_WHAT IS EXPECTED_: Look through the entries below and show every line containing the word "Andrew".

_RECORDS FOR PROCESSING_:
+-------+
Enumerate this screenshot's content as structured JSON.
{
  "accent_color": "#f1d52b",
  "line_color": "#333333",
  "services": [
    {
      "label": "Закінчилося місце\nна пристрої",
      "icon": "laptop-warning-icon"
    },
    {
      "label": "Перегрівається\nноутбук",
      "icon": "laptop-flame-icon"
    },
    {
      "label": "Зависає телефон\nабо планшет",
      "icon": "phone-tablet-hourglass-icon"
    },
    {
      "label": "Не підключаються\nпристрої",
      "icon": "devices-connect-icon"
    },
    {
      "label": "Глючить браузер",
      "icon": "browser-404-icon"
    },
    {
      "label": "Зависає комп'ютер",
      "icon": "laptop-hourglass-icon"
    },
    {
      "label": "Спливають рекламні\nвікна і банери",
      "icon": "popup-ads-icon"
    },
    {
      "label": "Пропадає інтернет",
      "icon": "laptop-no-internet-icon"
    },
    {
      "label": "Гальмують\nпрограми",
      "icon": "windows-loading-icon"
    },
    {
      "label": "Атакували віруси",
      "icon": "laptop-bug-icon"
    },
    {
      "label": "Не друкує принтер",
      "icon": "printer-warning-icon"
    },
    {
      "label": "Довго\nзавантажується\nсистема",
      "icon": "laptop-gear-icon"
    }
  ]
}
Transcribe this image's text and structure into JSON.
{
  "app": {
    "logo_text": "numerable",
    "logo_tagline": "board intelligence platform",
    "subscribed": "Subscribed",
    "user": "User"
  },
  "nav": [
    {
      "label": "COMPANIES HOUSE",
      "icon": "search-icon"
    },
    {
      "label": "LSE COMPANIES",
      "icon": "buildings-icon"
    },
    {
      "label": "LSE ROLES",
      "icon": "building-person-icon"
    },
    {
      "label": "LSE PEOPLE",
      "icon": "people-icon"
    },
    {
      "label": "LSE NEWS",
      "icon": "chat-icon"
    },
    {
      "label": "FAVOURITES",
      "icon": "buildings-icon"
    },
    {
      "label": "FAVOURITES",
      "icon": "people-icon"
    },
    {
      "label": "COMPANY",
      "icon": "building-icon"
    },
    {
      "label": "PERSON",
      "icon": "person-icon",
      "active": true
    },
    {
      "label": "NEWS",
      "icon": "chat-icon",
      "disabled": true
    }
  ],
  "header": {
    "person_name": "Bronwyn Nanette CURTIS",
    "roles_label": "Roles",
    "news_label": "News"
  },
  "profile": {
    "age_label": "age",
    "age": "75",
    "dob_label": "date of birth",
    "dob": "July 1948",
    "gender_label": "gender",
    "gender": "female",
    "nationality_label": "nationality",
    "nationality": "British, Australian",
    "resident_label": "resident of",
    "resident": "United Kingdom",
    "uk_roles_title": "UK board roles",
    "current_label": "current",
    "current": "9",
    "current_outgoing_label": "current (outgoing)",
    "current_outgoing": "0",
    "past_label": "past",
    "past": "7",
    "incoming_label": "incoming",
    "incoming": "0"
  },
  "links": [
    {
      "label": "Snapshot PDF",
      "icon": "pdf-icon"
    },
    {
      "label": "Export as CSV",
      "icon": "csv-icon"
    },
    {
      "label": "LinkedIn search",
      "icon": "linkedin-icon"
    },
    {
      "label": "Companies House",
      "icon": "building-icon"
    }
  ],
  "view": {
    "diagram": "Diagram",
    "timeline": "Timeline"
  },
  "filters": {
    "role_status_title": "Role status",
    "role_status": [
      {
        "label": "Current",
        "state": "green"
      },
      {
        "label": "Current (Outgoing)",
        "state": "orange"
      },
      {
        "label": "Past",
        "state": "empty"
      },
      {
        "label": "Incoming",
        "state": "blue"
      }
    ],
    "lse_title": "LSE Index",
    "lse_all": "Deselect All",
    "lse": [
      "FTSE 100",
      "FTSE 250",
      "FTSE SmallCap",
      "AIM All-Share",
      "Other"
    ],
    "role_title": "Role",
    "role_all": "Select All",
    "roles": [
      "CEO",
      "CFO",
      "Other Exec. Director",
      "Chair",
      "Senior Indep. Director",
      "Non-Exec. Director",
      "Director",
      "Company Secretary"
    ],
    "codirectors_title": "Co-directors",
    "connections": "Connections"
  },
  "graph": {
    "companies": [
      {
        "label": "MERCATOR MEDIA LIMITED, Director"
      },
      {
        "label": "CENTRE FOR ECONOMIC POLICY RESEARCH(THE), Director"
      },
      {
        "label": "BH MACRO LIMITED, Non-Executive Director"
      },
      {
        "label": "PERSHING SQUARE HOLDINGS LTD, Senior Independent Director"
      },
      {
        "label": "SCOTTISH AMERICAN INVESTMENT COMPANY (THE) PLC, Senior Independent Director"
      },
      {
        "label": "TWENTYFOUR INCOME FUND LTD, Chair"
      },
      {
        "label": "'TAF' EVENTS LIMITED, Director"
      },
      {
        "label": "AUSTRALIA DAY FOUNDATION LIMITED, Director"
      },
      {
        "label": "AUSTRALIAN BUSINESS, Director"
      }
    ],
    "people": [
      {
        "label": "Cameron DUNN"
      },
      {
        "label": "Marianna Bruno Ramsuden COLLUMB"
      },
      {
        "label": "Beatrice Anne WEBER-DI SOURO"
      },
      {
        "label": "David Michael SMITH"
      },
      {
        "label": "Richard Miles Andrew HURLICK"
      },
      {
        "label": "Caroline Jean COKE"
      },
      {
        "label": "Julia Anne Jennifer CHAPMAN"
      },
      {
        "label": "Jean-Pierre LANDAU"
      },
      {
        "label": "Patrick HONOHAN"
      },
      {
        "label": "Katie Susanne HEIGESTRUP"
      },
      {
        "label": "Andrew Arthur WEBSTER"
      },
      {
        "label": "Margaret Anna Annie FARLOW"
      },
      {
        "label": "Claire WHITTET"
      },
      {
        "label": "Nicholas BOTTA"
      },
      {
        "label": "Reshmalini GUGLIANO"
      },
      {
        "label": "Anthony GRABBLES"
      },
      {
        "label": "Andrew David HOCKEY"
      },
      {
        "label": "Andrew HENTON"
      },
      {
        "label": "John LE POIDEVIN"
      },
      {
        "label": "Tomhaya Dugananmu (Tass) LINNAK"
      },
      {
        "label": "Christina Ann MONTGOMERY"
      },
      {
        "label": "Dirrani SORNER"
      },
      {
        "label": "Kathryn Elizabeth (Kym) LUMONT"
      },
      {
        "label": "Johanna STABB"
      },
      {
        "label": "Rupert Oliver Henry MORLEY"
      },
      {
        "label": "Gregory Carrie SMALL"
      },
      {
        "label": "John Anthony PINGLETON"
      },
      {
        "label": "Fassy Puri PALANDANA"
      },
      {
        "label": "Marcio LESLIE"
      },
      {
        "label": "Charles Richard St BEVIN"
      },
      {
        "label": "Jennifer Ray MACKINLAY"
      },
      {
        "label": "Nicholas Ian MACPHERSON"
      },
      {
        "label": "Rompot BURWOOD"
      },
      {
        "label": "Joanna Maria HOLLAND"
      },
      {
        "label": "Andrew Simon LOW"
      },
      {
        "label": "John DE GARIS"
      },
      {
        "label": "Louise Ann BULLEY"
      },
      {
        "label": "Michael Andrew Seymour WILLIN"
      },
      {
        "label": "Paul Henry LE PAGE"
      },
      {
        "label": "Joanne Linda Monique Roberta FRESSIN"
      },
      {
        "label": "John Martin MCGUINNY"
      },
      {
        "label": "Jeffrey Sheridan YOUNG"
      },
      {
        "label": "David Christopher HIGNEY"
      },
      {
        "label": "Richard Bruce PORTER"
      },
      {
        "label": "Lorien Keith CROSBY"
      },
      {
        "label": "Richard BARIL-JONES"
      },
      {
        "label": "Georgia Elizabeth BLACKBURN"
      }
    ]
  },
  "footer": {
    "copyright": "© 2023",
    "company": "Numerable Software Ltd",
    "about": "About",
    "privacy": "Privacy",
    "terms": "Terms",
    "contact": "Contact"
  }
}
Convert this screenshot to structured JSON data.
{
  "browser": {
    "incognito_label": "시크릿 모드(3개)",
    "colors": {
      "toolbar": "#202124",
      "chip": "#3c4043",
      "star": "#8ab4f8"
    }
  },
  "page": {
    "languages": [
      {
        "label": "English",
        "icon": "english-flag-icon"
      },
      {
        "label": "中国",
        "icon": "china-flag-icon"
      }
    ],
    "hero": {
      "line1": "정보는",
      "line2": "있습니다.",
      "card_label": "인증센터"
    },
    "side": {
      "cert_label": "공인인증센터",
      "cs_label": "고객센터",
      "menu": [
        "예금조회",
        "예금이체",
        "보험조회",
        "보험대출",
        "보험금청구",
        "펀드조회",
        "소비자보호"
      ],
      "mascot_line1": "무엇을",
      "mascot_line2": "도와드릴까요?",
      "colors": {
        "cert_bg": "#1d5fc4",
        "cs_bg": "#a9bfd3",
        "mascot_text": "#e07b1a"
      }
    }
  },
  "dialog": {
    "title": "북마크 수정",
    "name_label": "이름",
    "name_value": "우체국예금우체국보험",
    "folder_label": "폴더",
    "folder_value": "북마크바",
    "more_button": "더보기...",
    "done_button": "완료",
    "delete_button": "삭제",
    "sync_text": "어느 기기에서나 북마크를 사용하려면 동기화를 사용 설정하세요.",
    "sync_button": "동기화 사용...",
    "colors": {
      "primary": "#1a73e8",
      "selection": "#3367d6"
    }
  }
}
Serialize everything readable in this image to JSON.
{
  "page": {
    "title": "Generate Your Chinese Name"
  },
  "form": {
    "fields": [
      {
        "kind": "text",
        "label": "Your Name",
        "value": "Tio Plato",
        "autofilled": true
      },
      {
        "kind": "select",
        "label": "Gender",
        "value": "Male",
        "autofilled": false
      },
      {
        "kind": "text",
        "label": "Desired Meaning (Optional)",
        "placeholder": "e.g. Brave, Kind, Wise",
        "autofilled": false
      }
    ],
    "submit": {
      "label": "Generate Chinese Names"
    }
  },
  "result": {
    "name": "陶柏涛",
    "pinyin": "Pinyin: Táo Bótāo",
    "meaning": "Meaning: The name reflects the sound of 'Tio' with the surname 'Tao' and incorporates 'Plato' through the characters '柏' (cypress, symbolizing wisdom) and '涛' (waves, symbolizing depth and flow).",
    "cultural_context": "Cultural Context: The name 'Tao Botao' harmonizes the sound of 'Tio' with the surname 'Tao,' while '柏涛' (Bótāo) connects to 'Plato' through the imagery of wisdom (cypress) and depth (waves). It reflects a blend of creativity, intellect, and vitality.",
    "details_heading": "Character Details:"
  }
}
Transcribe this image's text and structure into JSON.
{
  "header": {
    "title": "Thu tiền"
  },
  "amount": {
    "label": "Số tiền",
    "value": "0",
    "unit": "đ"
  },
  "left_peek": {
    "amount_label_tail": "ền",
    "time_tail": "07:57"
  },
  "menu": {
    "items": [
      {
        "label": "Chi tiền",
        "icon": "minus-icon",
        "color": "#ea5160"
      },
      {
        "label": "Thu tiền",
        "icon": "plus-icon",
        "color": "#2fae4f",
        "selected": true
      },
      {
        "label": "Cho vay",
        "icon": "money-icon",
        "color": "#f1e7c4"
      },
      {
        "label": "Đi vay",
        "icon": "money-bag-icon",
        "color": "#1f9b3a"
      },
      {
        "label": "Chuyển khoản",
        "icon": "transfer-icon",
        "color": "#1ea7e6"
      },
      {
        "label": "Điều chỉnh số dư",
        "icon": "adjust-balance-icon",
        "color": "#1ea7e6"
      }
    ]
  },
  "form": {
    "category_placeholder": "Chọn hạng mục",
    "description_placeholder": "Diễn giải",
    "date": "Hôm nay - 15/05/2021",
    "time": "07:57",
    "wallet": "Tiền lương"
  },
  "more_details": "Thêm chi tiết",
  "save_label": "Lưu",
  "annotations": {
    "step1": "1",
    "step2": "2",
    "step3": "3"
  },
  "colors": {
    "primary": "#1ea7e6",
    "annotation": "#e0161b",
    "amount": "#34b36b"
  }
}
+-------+
_SOLUTION FOR THIS EXERCISE_:
        "label": "Richard Miles Andrew HURLICK"
        "label": "Andrew Arthur WEBSTER"
        "label": "Andrew David HOCKEY"
        "label": "Andrew HENTON"
        "label": "Andrew Simon LOW"
        "label": "Michael Andrew Seymour WILLIN"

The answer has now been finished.